Your goal
For every entry, output the exact wording.

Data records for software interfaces
<<<<

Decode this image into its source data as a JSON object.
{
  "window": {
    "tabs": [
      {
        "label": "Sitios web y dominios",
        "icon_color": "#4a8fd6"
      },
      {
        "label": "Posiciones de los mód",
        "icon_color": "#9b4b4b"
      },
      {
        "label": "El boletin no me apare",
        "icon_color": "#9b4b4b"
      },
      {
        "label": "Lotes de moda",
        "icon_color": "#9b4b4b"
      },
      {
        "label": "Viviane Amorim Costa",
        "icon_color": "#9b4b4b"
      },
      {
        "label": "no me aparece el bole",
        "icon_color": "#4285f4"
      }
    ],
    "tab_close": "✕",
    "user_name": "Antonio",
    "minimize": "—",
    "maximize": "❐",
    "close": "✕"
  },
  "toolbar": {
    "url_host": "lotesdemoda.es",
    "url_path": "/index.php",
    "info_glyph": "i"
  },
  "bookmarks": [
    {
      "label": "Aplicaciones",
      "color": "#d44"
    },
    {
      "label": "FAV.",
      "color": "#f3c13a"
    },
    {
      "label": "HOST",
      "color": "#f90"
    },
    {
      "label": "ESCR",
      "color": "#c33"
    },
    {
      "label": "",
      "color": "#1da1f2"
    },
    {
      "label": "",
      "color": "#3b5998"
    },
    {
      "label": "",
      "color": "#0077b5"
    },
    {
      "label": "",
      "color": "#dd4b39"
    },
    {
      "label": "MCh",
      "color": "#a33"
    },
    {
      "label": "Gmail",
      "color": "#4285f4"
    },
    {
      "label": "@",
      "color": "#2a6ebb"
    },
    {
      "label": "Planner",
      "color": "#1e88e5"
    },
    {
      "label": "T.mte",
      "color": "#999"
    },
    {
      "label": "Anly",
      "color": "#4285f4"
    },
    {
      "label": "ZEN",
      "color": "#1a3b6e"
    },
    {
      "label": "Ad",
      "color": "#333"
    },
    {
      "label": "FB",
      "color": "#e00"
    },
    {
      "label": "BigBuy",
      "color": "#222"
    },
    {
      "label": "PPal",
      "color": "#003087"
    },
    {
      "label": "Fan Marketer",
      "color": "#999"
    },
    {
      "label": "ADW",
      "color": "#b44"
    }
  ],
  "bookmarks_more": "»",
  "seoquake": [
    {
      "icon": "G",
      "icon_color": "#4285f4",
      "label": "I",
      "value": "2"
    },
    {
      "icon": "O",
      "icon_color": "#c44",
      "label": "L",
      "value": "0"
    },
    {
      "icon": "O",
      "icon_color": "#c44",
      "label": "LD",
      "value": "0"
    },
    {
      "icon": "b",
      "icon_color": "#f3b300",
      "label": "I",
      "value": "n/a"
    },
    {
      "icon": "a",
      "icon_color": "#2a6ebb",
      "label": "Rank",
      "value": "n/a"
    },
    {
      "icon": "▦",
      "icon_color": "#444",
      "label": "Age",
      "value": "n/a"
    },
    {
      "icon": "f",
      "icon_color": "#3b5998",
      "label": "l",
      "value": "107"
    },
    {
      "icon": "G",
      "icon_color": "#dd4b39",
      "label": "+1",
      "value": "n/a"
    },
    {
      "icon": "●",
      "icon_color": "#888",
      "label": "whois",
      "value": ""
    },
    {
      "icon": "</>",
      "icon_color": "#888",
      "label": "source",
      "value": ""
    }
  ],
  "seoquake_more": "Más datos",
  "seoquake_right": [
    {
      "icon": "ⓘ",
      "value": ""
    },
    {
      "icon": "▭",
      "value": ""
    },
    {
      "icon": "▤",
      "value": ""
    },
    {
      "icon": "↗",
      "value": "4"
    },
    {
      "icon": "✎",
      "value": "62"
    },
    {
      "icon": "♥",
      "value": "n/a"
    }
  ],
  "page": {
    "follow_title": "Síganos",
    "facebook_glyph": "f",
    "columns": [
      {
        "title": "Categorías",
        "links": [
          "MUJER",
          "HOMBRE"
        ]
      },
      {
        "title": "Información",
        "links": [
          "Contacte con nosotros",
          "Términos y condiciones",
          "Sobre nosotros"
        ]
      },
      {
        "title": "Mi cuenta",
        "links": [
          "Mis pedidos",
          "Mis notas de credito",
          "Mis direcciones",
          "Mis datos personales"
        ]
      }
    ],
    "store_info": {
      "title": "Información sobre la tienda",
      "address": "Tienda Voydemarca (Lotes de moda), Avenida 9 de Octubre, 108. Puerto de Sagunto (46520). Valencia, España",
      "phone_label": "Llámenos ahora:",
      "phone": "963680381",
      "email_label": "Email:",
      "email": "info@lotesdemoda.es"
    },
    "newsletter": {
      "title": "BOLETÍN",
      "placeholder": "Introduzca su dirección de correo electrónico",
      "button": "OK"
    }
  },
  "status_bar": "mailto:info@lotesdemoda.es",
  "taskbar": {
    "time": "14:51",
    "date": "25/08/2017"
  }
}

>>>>

Answer below
Decode this image into its source data as a JSON object.
{
  "window": {
    "tabs": [
      {
        "label": "Sitios web y dominios",
        "icon_color": "#4a8fd6"
      },
      {
        "label": "Posiciones de los mód",
        "icon_color": "#9b4b4b"
      },
      {
        "label": "El boletin no me apare",
        "icon_color": "#9b4b4b"
      },
      {
        "label": "Lotes de moda",
        "icon_color": "#9b4b4b"
      },
      {
        "label": "Viviane Amorim Costa",
        "icon_color": "#9b4b4b"
      },
      {
        "label": "no me aparece el bole",
        "icon_color": "#4285f4"
      }
    ],
    "tab_close": "✕",
    "user_name": "Antonio",
    "minimize": "—",
    "maximize": "❐",
    "close": "✕"
  },
  "toolbar": {
    "url_host": "lotesdemoda.es",
    "url_path": "/index.php",
    "info_glyph": "i"
  },
  "bookmarks": [
    {
      "label": "Aplicaciones",
      "color": "#d44"
    },
    {
      "label": "FAV.",
      "color": "#f3c13a"
    },
    {
      "label": "HOST",
      "color": "#f90"
    },
    {
      "label": "ESCR",
      "color": "#c33"
    },
    {
      "label": "",
      "color": "#1da1f2"
    },
    {
      "label": "",
      "color": "#3b5998"
    },
    {
      "label": "",
      "color": "#0077b5"
    },
    {
      "label": "",
      "color": "#dd4b39"
    },
    {
      "label": "MCh",
      "color": "#a33"
    },
    {
      "label": "Gmail",
      "color": "#4285f4"
    },
    {
      "label": "@",
      "color": "#2a6ebb"
    },
    {
      "label": "Planner",
      "color": "#1e88e5"
    },
    {
      "label": "T.mte",
      "color": "#999"
    },
    {
      "label": "Anly",
      "color": "#4285f4"
    },
    {
      "label": "ZEN",
      "color": "#1a3b6e"
    },
    {
      "label": "Ad",
      "color": "#333"
    },
    {
      "label": "FB",
      "color": "#e00"
    },
    {
      "label": "BigBuy",
      "color": "#222"
    },
    {
      "label": "PPal",
      "color": "#003087"
    },
    {
      "label": "Fan Marketer",
      "color": "#999"
    },
    {
      "label": "ADW",
      "color": "#b44"
    }
  ],
  "bookmarks_more": "»",
  "seoquake": [
    {
      "icon": "G",
      "icon_color": "#4285f4",
      "label": "I",
      "value": "2"
    },
    {
      "icon": "O",
      "icon_color": "#c44",
      "label": "L",
      "value": "0"
    },
    {
      "icon": "O",
      "icon_color": "#c44",
      "label": "LD",
      "value": "0"
    },
    {
      "icon": "b",
      "icon_color": "#f3b300",
      "label": "I",
      "value": "n/a"
    },
    {
      "icon": "a",
      "icon_color": "#2a6ebb",
      "label": "Rank",
      "value": "n/a"
    },
    {
      "icon": "▦",
      "icon_color": "#444",
      "label": "Age",
      "value": "n/a"
    },
    {
      "icon": "f",
      "icon_color": "#3b5998",
      "label": "l",
      "value": "107"
    },
    {
      "icon": "G",
      "icon_color": "#dd4b39",
      "label": "+1",
      "value": "n/a"
    },
    {
      "icon": "●",
      "icon_color": "#888",
      "label": "whois",
      "value": ""
    },
    {
      "icon": "</>",
      "icon_color": "#888",
      "label": "source",
      "value": ""
    }
  ],
  "seoquake_more": "Más datos",
  "seoquake_right": [
    {
      "icon": "ⓘ",
      "value": ""
    },
    {
      "icon": "▭",
      "value": ""
    },
    {
      "icon": "▤",
      "value": ""
    },
    {
      "icon": "↗",
      "value": "4"
    },
    {
      "icon": "✎",
      "value": "62"
    },
    {
      "icon": "♥",
      "value": "n/a"
    }
  ],
  "page": {
    "follow_title": "Síganos",
    "facebook_glyph": "f",
    "columns": [
      {
        "title": "Categorías",
        "links": [
          "MUJER",
          "HOMBRE"
        ]
      },
      {
        "title": "Información",
        "links": [
          "Contacte con nosotros",
          "Términos y condiciones",
          "Sobre nosotros"
        ]
      },
      {
        "title": "Mi cuenta",
        "links": [
          "Mis pedidos",
          "Mis notas de credito",
          "Mis direcciones",
          "Mis datos personales"
        ]
      }
    ],
    "store_info": {
      "title": "Información sobre la tienda",
      "address": "Tienda Voydemarca (Lotes de moda), Avenida 9 de Octubre, 108. Puerto de Sagunto (46520). Valencia, España",
      "phone_label": "Llámenos ahora:",
      "phone": "963680381",
      "email_label": "Email:",
      "email": "info@lotesdemoda.es"
    },
    "newsletter": {
      "title": "BOLETÍN",
      "placeholder": "Introduzca su dirección de correo electrónico",
      "button": "OK"
    }
  },
  "status_bar": "mailto:info@lotesdemoda.es",
  "taskbar": {
    "time": "14:51",
    "date": "25/08/2017"
  }
}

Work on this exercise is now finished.